Assigned task
Count every line below in which "Inventory" occurs, then give only the count.

Exercise material
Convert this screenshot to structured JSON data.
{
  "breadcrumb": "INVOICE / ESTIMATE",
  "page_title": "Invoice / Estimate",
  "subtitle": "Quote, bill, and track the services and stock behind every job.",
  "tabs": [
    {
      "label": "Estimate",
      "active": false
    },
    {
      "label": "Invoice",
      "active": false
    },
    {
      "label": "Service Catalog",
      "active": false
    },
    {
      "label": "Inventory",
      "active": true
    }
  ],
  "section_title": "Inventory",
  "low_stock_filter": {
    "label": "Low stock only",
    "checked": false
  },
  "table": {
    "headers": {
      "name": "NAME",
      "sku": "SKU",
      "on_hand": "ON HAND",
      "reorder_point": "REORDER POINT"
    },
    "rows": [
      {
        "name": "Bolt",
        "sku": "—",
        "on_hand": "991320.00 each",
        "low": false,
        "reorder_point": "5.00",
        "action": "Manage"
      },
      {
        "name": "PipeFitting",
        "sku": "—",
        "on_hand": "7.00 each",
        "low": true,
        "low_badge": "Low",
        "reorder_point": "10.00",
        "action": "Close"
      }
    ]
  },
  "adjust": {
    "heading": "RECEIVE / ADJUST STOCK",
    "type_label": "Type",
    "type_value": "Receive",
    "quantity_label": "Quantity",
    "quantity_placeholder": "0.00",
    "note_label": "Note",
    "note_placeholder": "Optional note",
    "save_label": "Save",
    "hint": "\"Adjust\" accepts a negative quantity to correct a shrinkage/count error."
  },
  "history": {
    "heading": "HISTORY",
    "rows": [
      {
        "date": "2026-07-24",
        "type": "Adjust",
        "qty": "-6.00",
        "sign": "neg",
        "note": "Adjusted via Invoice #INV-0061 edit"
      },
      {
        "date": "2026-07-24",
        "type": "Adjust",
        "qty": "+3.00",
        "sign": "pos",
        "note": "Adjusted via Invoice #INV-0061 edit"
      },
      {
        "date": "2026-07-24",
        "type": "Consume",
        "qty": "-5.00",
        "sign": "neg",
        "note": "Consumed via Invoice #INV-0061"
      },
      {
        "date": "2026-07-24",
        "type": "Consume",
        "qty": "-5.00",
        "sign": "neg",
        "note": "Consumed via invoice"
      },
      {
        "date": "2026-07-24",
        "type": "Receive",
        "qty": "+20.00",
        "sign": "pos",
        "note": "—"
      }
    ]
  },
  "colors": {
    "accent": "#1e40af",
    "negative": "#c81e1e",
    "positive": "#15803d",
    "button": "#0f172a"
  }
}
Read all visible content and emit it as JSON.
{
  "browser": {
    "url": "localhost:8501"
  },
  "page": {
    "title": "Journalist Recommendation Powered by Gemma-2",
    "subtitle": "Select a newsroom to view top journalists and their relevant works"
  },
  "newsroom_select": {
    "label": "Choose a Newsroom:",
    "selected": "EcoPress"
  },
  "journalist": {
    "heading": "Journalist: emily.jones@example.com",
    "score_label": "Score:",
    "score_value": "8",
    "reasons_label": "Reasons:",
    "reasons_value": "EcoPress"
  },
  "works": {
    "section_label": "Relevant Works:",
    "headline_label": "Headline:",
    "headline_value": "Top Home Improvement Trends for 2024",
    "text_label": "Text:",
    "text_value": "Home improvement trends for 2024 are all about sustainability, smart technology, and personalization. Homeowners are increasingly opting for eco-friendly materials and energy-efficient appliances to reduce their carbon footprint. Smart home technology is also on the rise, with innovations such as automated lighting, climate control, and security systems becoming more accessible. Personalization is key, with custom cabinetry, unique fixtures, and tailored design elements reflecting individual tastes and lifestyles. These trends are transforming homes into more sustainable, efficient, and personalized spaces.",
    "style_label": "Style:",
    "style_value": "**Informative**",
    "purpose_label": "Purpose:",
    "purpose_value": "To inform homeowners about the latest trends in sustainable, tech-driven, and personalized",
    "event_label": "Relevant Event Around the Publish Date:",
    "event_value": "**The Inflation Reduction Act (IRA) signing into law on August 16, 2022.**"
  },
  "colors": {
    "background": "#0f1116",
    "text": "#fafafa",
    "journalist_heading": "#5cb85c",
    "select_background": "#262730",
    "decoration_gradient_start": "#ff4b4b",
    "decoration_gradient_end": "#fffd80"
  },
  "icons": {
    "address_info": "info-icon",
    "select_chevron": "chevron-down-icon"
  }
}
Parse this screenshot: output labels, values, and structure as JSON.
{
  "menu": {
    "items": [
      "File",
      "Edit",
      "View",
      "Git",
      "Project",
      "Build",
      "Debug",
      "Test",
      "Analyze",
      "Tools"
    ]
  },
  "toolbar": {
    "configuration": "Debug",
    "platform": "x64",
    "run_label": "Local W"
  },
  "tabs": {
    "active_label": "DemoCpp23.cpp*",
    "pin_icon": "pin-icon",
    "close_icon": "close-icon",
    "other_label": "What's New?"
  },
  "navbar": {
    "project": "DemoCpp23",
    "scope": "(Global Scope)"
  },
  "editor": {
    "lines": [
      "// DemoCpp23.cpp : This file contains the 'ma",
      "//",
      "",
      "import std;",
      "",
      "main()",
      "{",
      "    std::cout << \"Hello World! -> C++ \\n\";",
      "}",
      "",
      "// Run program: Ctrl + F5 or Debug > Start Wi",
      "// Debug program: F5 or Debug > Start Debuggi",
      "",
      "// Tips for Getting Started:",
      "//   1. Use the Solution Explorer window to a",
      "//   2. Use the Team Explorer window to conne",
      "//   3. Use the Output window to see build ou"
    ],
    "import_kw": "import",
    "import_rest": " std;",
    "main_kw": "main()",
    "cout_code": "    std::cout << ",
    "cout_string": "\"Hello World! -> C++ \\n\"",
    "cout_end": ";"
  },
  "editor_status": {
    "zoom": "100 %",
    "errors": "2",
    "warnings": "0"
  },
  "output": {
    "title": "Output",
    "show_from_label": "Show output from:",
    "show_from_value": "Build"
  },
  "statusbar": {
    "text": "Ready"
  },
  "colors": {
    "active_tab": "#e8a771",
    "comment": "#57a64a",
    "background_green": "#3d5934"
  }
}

Solution below
2